Connecting everyday devices to the cloud has become commonplace—one can brew coffee, turn on the lights, and heat a room using an app on their smartphone. And now, doctors can update and monitor data collected by medical devices implanted in a patient’s body through a similar connection.
The benefit of this advancement is easy to observe: remote updates to the device’s software allow for personalized treatment without surgery. It is convenient for both the patient and the doctor. But with this comes a downside. Hackers can use unsecured wireless connections to hack into implanted devices. These devices can then be individually manipulated—insulin pumps can be programmed to send an excess amount of medication; pacemakers to send an extra shock to the heart. These devices can also be a gateway to infiltrate entire medical systems. Once inside the network, hackers have the ability to install ransomware like WannaCry to a hospital’s database or steal the healthcare data of all patients in the computer system.

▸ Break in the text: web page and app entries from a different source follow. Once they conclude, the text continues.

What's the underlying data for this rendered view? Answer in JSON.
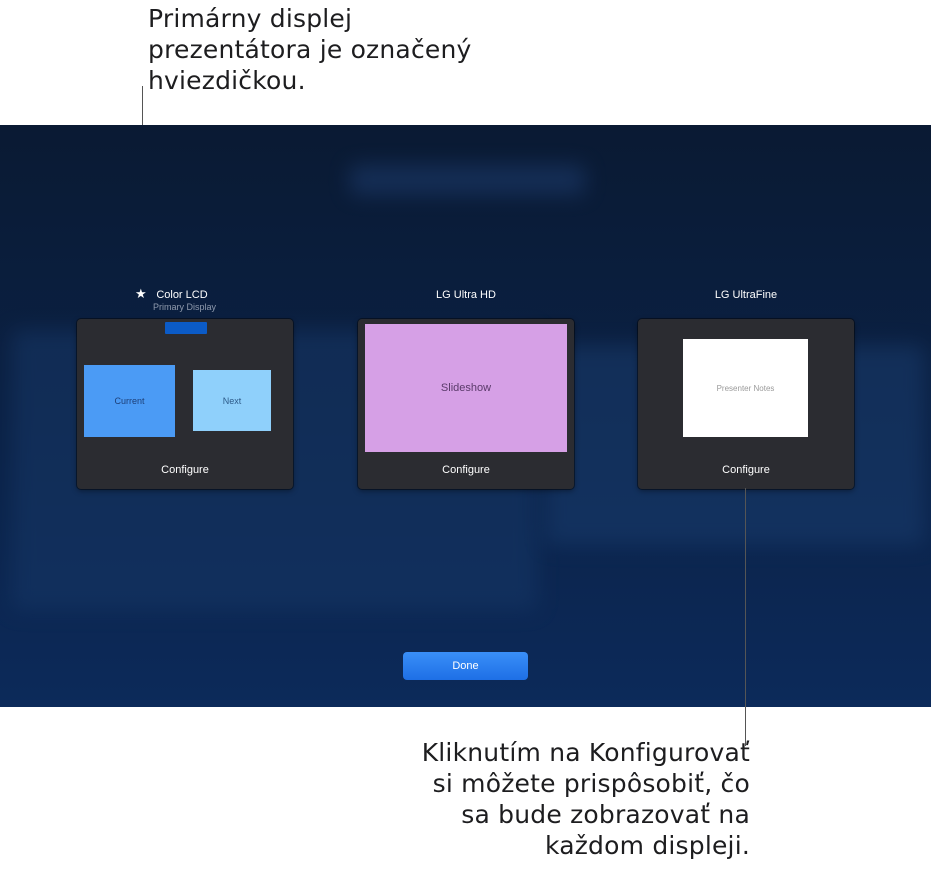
{
  "callouts": {
    "top": "Primárny displej\nprezentátora je označený\nhviezdičkou.",
    "bottom": "Kliknutím na Konfigurovať\nsi môžete prispôsobiť, čo\nsa bude zobrazovať na\nkaždom displeji."
  },
  "displays": [
    {
      "name": "Color LCD",
      "subtitle": "Primary Display",
      "primary": true,
      "thumb": {
        "current_label": "Current",
        "next_label": "Next"
      },
      "configure_label": "Configure"
    },
    {
      "name": "LG Ultra HD",
      "thumb": {
        "label": "Slideshow"
      },
      "configure_label": "Configure"
    },
    {
      "name": "LG UltraFine",
      "thumb": {
        "label": "Presenter Notes"
      },
      "configure_label": "Configure"
    }
  ],
  "done_label": "Done",
  "icons": {
    "primary_marker": "star-icon"
  },
  "colors": {
    "background": "#0b2247",
    "card": "#2b2c31",
    "current": "#4b9bf5",
    "next": "#8fd0fb",
    "slideshow": "#d6a0e6",
    "done_button": "#1e6fe6"
  }
}
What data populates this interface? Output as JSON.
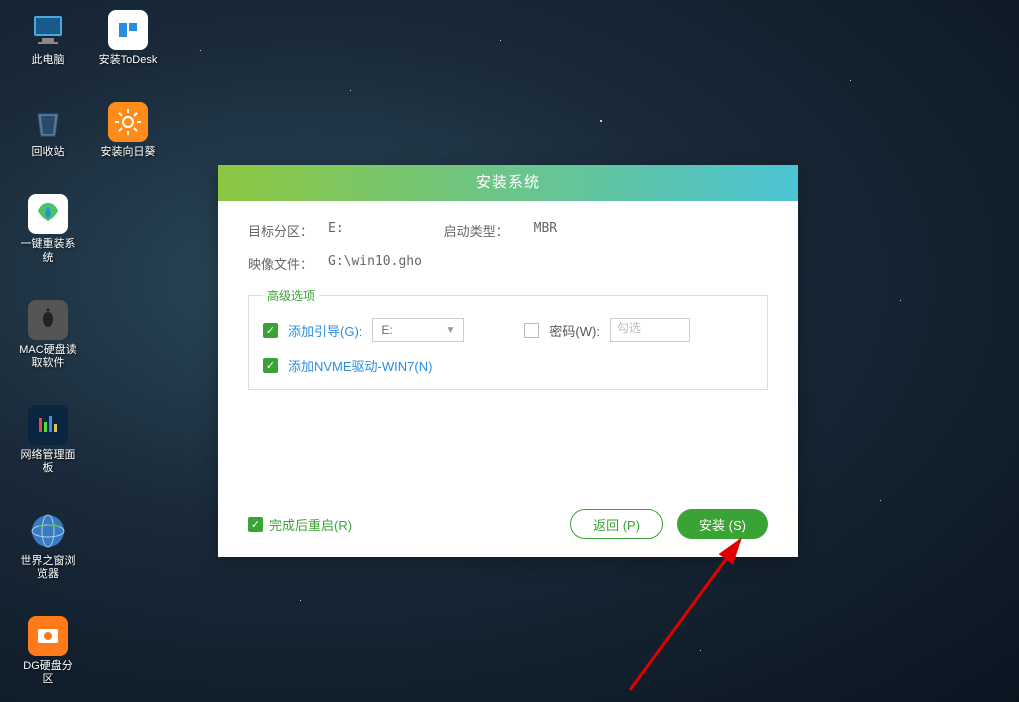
{
  "desktop": {
    "icons": [
      {
        "label": "此电脑"
      },
      {
        "label": "安装ToDesk"
      },
      {
        "label": "回收站"
      },
      {
        "label": "安装向日葵"
      },
      {
        "label": "一键重装系统"
      },
      {
        "label": "MAC硬盘读取软件"
      },
      {
        "label": "网络管理面板"
      },
      {
        "label": "世界之窗浏览器"
      },
      {
        "label": "DG硬盘分区"
      }
    ]
  },
  "dialog": {
    "title": "安装系统",
    "partition_label": "目标分区：",
    "partition_value": "E:",
    "boot_type_label": "启动类型：",
    "boot_type_value": "MBR",
    "image_label": "映像文件：",
    "image_value": "G:\\win10.gho",
    "advanced": {
      "legend": "高级选项",
      "add_boot_label": "添加引导(G):",
      "add_boot_value": "E:",
      "password_label": "密码(W):",
      "password_placeholder": "勾选",
      "nvme_label": "添加NVME驱动-WIN7(N)"
    },
    "restart_label": "完成后重启(R)",
    "back_label": "返回 (P)",
    "install_label": "安装 (S)"
  }
}
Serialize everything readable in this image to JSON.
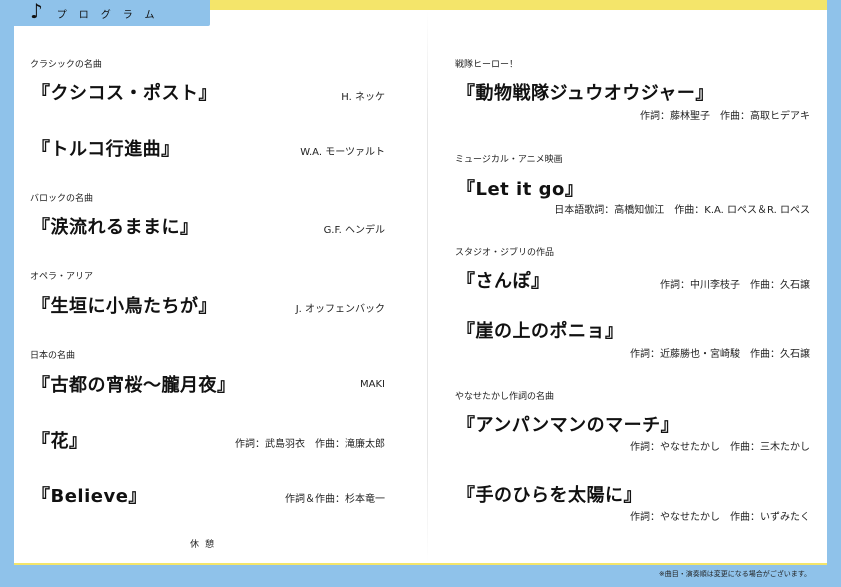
{
  "header": {
    "note_glyph": "♪",
    "title": "プログラム"
  },
  "left": [
    {
      "category": "クラシックの名曲",
      "songs": [
        {
          "title": "『クシコス・ポスト』",
          "credit": "H. ネッケ"
        },
        {
          "title": "『トルコ行進曲』",
          "credit": "W.A. モーツァルト"
        }
      ]
    },
    {
      "category": "バロックの名曲",
      "songs": [
        {
          "title": "『涙流れるままに』",
          "credit": "G.F. ヘンデル"
        }
      ]
    },
    {
      "category": "オペラ・アリア",
      "songs": [
        {
          "title": "『生垣に小鳥たちが』",
          "credit": "J. オッフェンバック"
        }
      ]
    },
    {
      "category": "日本の名曲",
      "songs": [
        {
          "title": "『古都の宵桜〜朧月夜』",
          "credit": "MAKI"
        },
        {
          "title": "『花』",
          "credit": "作詞：武島羽衣　作曲：滝廉太郎"
        },
        {
          "title": "『Believe』",
          "credit": "作詞＆作曲：杉本竜一"
        }
      ]
    }
  ],
  "intermission": "休憩",
  "right": [
    {
      "category": "戦隊ヒーロー！",
      "songs": [
        {
          "title": "『動物戦隊ジュウオウジャー』",
          "credit": "作詞：藤林聖子　作曲：高取ヒデアキ"
        }
      ]
    },
    {
      "category": "ミュージカル・アニメ映画",
      "songs": [
        {
          "title": "『Let it go』",
          "credit": "日本語歌詞：高橋知伽江　作曲：K.A. ロペス＆R. ロペス"
        }
      ]
    },
    {
      "category": "スタジオ・ジブリの作品",
      "songs": [
        {
          "title": "『さんぽ』",
          "credit": "作詞：中川李枝子　作曲：久石譲"
        },
        {
          "title": "『崖の上のポニョ』",
          "credit": "作詞：近藤勝也・宮崎駿　作曲：久石譲"
        }
      ]
    },
    {
      "category": "やなせたかし作詞の名曲",
      "songs": [
        {
          "title": "『アンパンマンのマーチ』",
          "credit": "作詞：やなせたかし　作曲：三木たかし"
        },
        {
          "title": "『手のひらを太陽に』",
          "credit": "作詞：やなせたかし　作曲：いずみたく"
        }
      ]
    }
  ],
  "footnote": "※曲目・演奏順は変更になる場合がございます。"
}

The medical industry is aware of this problem. The FDA has offered guidance to mitigate it and even offered an Action Plan to medical device companies. White hat hackers make vulnerabilities known and display malfunctions at conferences. Hollywood has even caught on and incorporated a pacemaker assassination hack into an episode of Homeland.
Discretion over how to handle potential hacks, however, still falls to medical device companies. This is problematic as companies may choose not to tell patients about bugs or update devices even after hacks are discovered. In 2016, Johnson & Johnson chose to disclose a security vulnerability in its insulin pump system that could allow hackers to overdose diabetic patients with insulin. The company ensured patients that the risk was low, but admitted that the insecurity still affected 114,000 patients. The public largely ignored the gravity of this number, focusing instead on the fact that the company announced it at all. Similarly, Medtronic famously engaged in a two-year battle with security researchers who had exposed a vulnerability in the company’s pacemakers. Medtronic initially denied the potential for an attack and refused to take action. Years later, after the risk became too large to ignore, the company finally chose to disable remote updates for their pacemakers.
Where does that leave us? Hundreds of thousands of these types of medical devices are implanted every year, including 370,000 cardiac pacemakers. This creates a large, vulnerable group. Hospitals could sue medical device companies for opening their systems to potential breaches. Patients could sue for malfunctioning devices. Both of these courses of action, however, require a harm to be suffered first. Another option is policy change for the industry, potentially transforming the FDA guidelines from suggestions to requirements.
One thing is certain: Cybersecurity has taken a backseat to medical purpose and innovation. Failing to penalize companies for noncompliance with the FDA’s recommendations will only exacerbate this problem. Action must be taken to protect patients and force medical device companies to value patient safety.*
*Fiona Gaul is an associate editor on the Michigan Technology Law Review.